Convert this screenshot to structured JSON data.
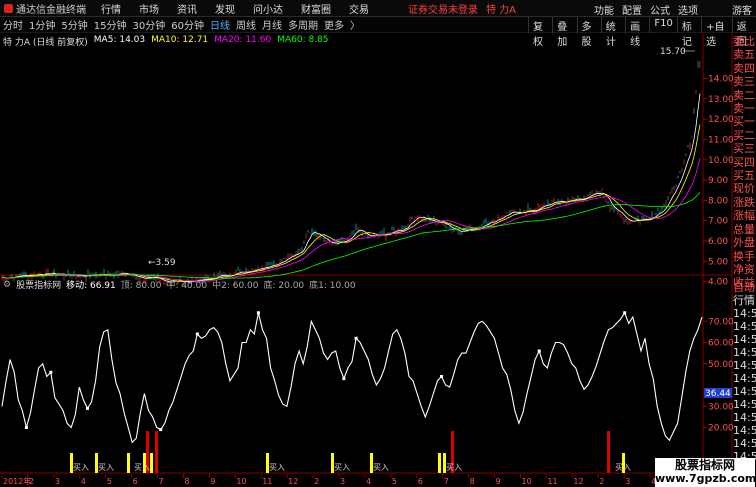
{
  "menubar": {
    "app_title": "通达信金融终端",
    "items": [
      "行情",
      "市场",
      "资讯",
      "发现",
      "问小达",
      "财富圈",
      "交易"
    ],
    "alert": "证券交易未登录",
    "stock": "特 力A",
    "right": [
      "功能",
      "配置",
      "公式",
      "选项",
      "游客"
    ]
  },
  "toolbar": {
    "periods": [
      "分时",
      "1分钟",
      "5分钟",
      "15分钟",
      "30分钟",
      "60分钟",
      "日线",
      "周线",
      "月线",
      "多周期",
      "更多"
    ],
    "more_arrow": "〉",
    "selected": "日线",
    "right_buttons": [
      "复权",
      "叠加",
      "多股",
      "统计",
      "画线",
      "F10",
      "标记",
      "+自选",
      "返回"
    ]
  },
  "legend": {
    "title": "特 力A",
    "subtitle": "(日线 前复权)",
    "ma5": "MA5: 14.03",
    "ma10": "MA10: 12.71",
    "ma20": "MA20: 11.60",
    "ma60": "MA60: 8.85",
    "colors": {
      "ma5": "#ffffff",
      "ma10": "#ffff00",
      "ma20": "#ff00ff",
      "ma60": "#00ff00"
    }
  },
  "price_axis": {
    "ticks": [
      "14.00",
      "13.00",
      "12.00",
      "11.00",
      "10.00",
      "9.00",
      "8.00",
      "7.00",
      "6.00",
      "5.00",
      "4.00"
    ],
    "max_label": "15.70",
    "min_label": "3.59",
    "range": [
      3.59,
      15.7
    ]
  },
  "indicator": {
    "name": "股票指标网",
    "move_label": "移动: 66.91",
    "levels": [
      "顶: 80.00",
      "中: 40.00",
      "中2: 60.00",
      "底: 20.00",
      "底1: 10.00"
    ],
    "current_value": "36.44",
    "ticks": [
      "70.00",
      "60.00",
      "50.00",
      "30.00",
      "20.00"
    ],
    "buy_label": "买入",
    "series_values": [
      30,
      42,
      52,
      46,
      33,
      28,
      20,
      27,
      38,
      48,
      50,
      44,
      46,
      34,
      31,
      28,
      22,
      20,
      26,
      39,
      33,
      29,
      32,
      42,
      58,
      65,
      66,
      52,
      41,
      36,
      27,
      20,
      13,
      15,
      27,
      36,
      28,
      25,
      20,
      19,
      22,
      28,
      32,
      38,
      44,
      50,
      54,
      56,
      64,
      62,
      63,
      66,
      67,
      65,
      60,
      50,
      42,
      45,
      48,
      60,
      60,
      66,
      64,
      74,
      66,
      62,
      48,
      42,
      35,
      31,
      30,
      39,
      50,
      56,
      50,
      58,
      70,
      66,
      62,
      55,
      52,
      55,
      56,
      48,
      43,
      48,
      51,
      62,
      60,
      56,
      52,
      45,
      40,
      43,
      48,
      56,
      64,
      66,
      62,
      55,
      44,
      42,
      36,
      30,
      25,
      30,
      36,
      42,
      44,
      40,
      39,
      45,
      52,
      55,
      55,
      60,
      65,
      69,
      70,
      68,
      65,
      62,
      55,
      48,
      45,
      38,
      28,
      22,
      27,
      36,
      44,
      52,
      56,
      50,
      48,
      55,
      60,
      60,
      59,
      55,
      50,
      48,
      42,
      38,
      40,
      44,
      49,
      55,
      61,
      66,
      67,
      69,
      71,
      74,
      69,
      72,
      64,
      56,
      62,
      50,
      43,
      30,
      22,
      16,
      14,
      18,
      22,
      34,
      46,
      56,
      62,
      66,
      72
    ]
  },
  "side_panel": [
    "委比",
    "卖五",
    "卖四",
    "卖三",
    "卖二",
    "卖一",
    "买一",
    "买二",
    "买三",
    "买四",
    "买五",
    "现价",
    "涨跌",
    "涨幅",
    "总量",
    "外盘",
    "换手",
    "净资",
    "收益"
  ],
  "side_panel2": [
    "自动",
    "行情",
    "14:5",
    "14:5",
    "14:5",
    "14:5",
    "14:5",
    "14:5",
    "14:5",
    "14:5",
    "14:5",
    "14:5",
    "14:5",
    "14:5"
  ],
  "date_axis": {
    "labels": [
      "2012年",
      "2",
      "3",
      "4",
      "5",
      "6",
      "7",
      "8",
      "9",
      "10",
      "11",
      "12",
      "2",
      "3",
      "4",
      "5",
      "6",
      "7",
      "8",
      "9",
      "10",
      "11",
      "12",
      "2",
      "3",
      "4",
      "5"
    ]
  },
  "watermark": {
    "line1": "股票指标网",
    "line2": "www.7gpzb.com"
  }
}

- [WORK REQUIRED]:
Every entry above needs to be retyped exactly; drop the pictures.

- [ANSWER TO THIS TASK]:
Convert this screenshot to structured JSON data.
{
  "menubar": {
    "app_title": "通达信金融终端",
    "items": [
      "行情",
      "市场",
      "资讯",
      "发现",
      "问小达",
      "财富圈",
      "交易"
    ],
    "alert": "证券交易未登录",
    "stock": "特 力A",
    "right": [
      "功能",
      "配置",
      "公式",
      "选项",
      "游客"
    ]
  },
  "toolbar": {
    "periods": [
      "分时",
      "1分钟",
      "5分钟",
      "15分钟",
      "30分钟",
      "60分钟",
      "日线",
      "周线",
      "月线",
      "多周期",
      "更多"
    ],
    "more_arrow": "〉",
    "selected": "日线",
    "right_buttons": [
      "复权",
      "叠加",
      "多股",
      "统计",
      "画线",
      "F10",
      "标记",
      "+自选",
      "返回"
    ]
  },
  "legend": {
    "title": "特 力A",
    "subtitle": "(日线 前复权)",
    "ma5": "MA5: 14.03",
    "ma10": "MA10: 12.71",
    "ma20": "MA20: 11.60",
    "ma60": "MA60: 8.85",
    "colors": {
      "ma5": "#ffffff",
      "ma10": "#ffff00",
      "ma20": "#ff00ff",
      "ma60": "#00ff00"
    }
  },
  "price_axis": {
    "ticks": [
      "14.00",
      "13.00",
      "12.00",
      "11.00",
      "10.00",
      "9.00",
      "8.00",
      "7.00",
      "6.00",
      "5.00",
      "4.00"
    ],
    "max_label": "15.70",
    "min_label": "3.59",
    "range": [
      3.59,
      15.7
    ]
  },
  "indicator": {
    "name": "股票指标网",
    "move_label": "移动: 66.91",
    "levels": [
      "顶: 80.00",
      "中: 40.00",
      "中2: 60.00",
      "底: 20.00",
      "底1: 10.00"
    ],
    "current_value": "36.44",
    "ticks": [
      "70.00",
      "60.00",
      "50.00",
      "30.00",
      "20.00"
    ],
    "buy_label": "买入",
    "series_values": [
      30,
      42,
      52,
      46,
      33,
      28,
      20,
      27,
      38,
      48,
      50,
      44,
      46,
      34,
      31,
      28,
      22,
      20,
      26,
      39,
      33,
      29,
      32,
      42,
      58,
      65,
      66,
      52,
      41,
      36,
      27,
      20,
      13,
      15,
      27,
      36,
      28,
      25,
      20,
      19,
      22,
      28,
      32,
      38,
      44,
      50,
      54,
      56,
      64,
      62,
      63,
      66,
      67,
      65,
      60,
      50,
      42,
      45,
      48,
      60,
      60,
      66,
      64,
      74,
      66,
      62,
      48,
      42,
      35,
      31,
      30,
      39,
      50,
      56,
      50,
      58,
      70,
      66,
      62,
      55,
      52,
      55,
      56,
      48,
      43,
      48,
      51,
      62,
      60,
      56,
      52,
      45,
      40,
      43,
      48,
      56,
      64,
      66,
      62,
      55,
      44,
      42,
      36,
      30,
      25,
      30,
      36,
      42,
      44,
      40,
      39,
      45,
      52,
      55,
      55,
      60,
      65,
      69,
      70,
      68,
      65,
      62,
      55,
      48,
      45,
      38,
      28,
      22,
      27,
      36,
      44,
      52,
      56,
      50,
      48,
      55,
      60,
      60,
      59,
      55,
      50,
      48,
      42,
      38,
      40,
      44,
      49,
      55,
      61,
      66,
      67,
      69,
      71,
      74,
      69,
      72,
      64,
      56,
      62,
      50,
      43,
      30,
      22,
      16,
      14,
      18,
      22,
      34,
      46,
      56,
      62,
      66,
      72
    ]
  },
  "side_panel": [
    "委比",
    "卖五",
    "卖四",
    "卖三",
    "卖二",
    "卖一",
    "买一",
    "买二",
    "买三",
    "买四",
    "买五",
    "现价",
    "涨跌",
    "涨幅",
    "总量",
    "外盘",
    "换手",
    "净资",
    "收益"
  ],
  "side_panel2": [
    "自动",
    "行情",
    "14:5",
    "14:5",
    "14:5",
    "14:5",
    "14:5",
    "14:5",
    "14:5",
    "14:5",
    "14:5",
    "14:5",
    "14:5",
    "14:5"
  ],
  "date_axis": {
    "labels": [
      "2012年",
      "2",
      "3",
      "4",
      "5",
      "6",
      "7",
      "8",
      "9",
      "10",
      "11",
      "12",
      "2",
      "3",
      "4",
      "5",
      "6",
      "7",
      "8",
      "9",
      "10",
      "11",
      "12",
      "2",
      "3",
      "4",
      "5"
    ]
  },
  "watermark": {
    "line1": "股票指标网",
    "line2": "www.7gpzb.com"
  }
}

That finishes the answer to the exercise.